We probably all suffer from a minor phobia or two, but some people’s lives are virtually debilitated by their fears. This list looks at ten more of the most unusual phobias that afflict people in modern days. If you suffer from any of these phobias, be sure to tell us about it in the comments. For those interested, here is the previous list of bizarre phobias.
10 • Agyrophobia – Fear of Crossing the Street
Agyrophobics have a fear of crossing streets, highways and other thoroughfares, or a fear of thoroughfares themselves. This, of course, makes it very difficult to live comfortably in a city. The word comes from the Greek gyrus which means turning or whirling as the phobic avoids the whirl of traffic. The phobia covers several categories, wherein sufferers may fear wide roads specifically down to suburban single lane streets, and can also include fearing jaywalking or crossing anywhere on a street, even a designated intersection. This phobia is considered independent from the fear of cars.
9 • Mageirocophobia – Fear of Cooking
The bizarre fear of cooking is called mageirocophobia which comes from the Greek word mageirokos which means a person skilled in cooking. This disorder can be debilitating and potentially lead to unhealthy eating if one lives alone. Sufferers of mageirokos can feel extremely intimidated by people with skills in cooking, and this intimidation and feeling of inadequacy is probably the root cause of the disorder for many. If you suffer from mageirokos and wish to develop some basic skills in cooking, check out our Top 10 Tips for Great Home Cooking and Top 10 Easy Ways to Improve Your Cooking.
8 • Pediophobia – Fear of Dolls
Pediophobia is the irrational fear of dolls. Not just scary dolls – ALL dolls. Strictly speaking, the fear is a horror of a “false representation of sentient beings” so it also usually includes robots and mannequins, which can make it decidedly difficult to go shopping. This phobia should not be confused with pedophobia or pediaphobia which is the fear of children. Sigmund Freud believed the disorder may spring from a fear of the doll coming to life and roboticist Masahiro Mori expanded on that theory by stating that the more human-like something becomes, the more repellent its non-human aspects appear. My apologies to those who suffer from pediophobia for the picture above.

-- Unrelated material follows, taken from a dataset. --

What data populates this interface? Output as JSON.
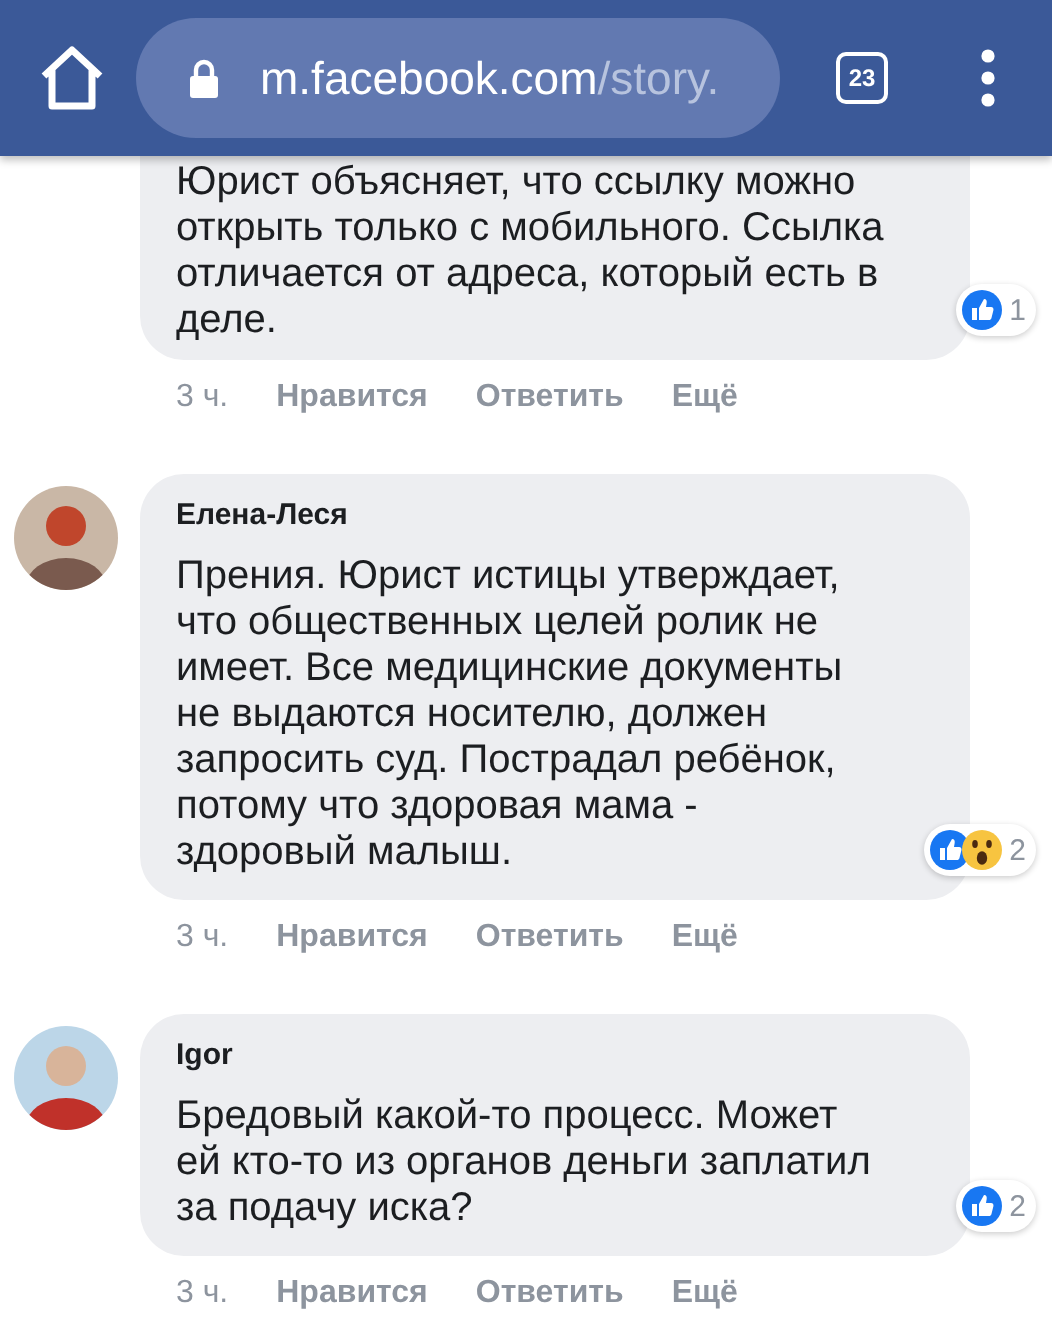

7 • Deipnophobia – Fear of Dinner Conversation
Now admittedly some dinner conversations can be very awkward, but some people are so terrified of the idea of speaking to another person over dinner that they avoid dining out situations. In times gone by there were strict rules of etiquette that helped a person to deal with these situations – but they are (sadly) mostly forgotten. In today’s society in which rules and formality are out the window, it is possible that the more controlled nature of a dinner party may lie partly behind this phobia. For those amongst us who are interested in some tips for coping with fine dining, read our Top 10 Tips for Fine Dining (number eight is specifically about dinner conversation).
6 • Eisoptrophobia – Fear of Mirrors
Eisoptrophobia is a fear of mirrors in the broad sense, or more specifically the fear of being put into contact with the spiritual world through a mirror. Sufferers experience undue anxiety even though they realize their fear is irrational. Because their fear often is grounded in superstitions, they may worry that breaking a mirror will bring bad luck or that looking into a mirror will put them in contact with a supernatural world inside the glass. After writing this list I realized that I suffer from a minor form of this disorder in that I don’t like to look into a mirror in the evening when I am alone for fear of seeing someone (or something) behind me.
- Do you have Pediophobia? (attheheartoffreedom.wordpress.com)
- Top 10 Bizarre Cultural Phobias (expertspages.com)
- Phobias: A Roadblock To Self-Improvement (redoyouproject.wordpress.com)
- What Are You Afraid Of? 19 Bizarre Phobias Revealed (en.rocketnews24.com)
- PTSD vs phobias (crazyinthecoconut.co.uk)
- Psychiatrist: ‘A 100 dollars per visit.’ (ah69.wordpress.com)
- Primal Fear ~ by Kathy L Wheeler (talesofthescrimshawdoll.wordpress.com)
- Fear of the Dark: Fear of Within (thewolvesinside.me)
- Fear is not Phobia!! (madirajuananya.wordpress.com)
- Phobias and their carriers… (jsebascg.wordpress.com)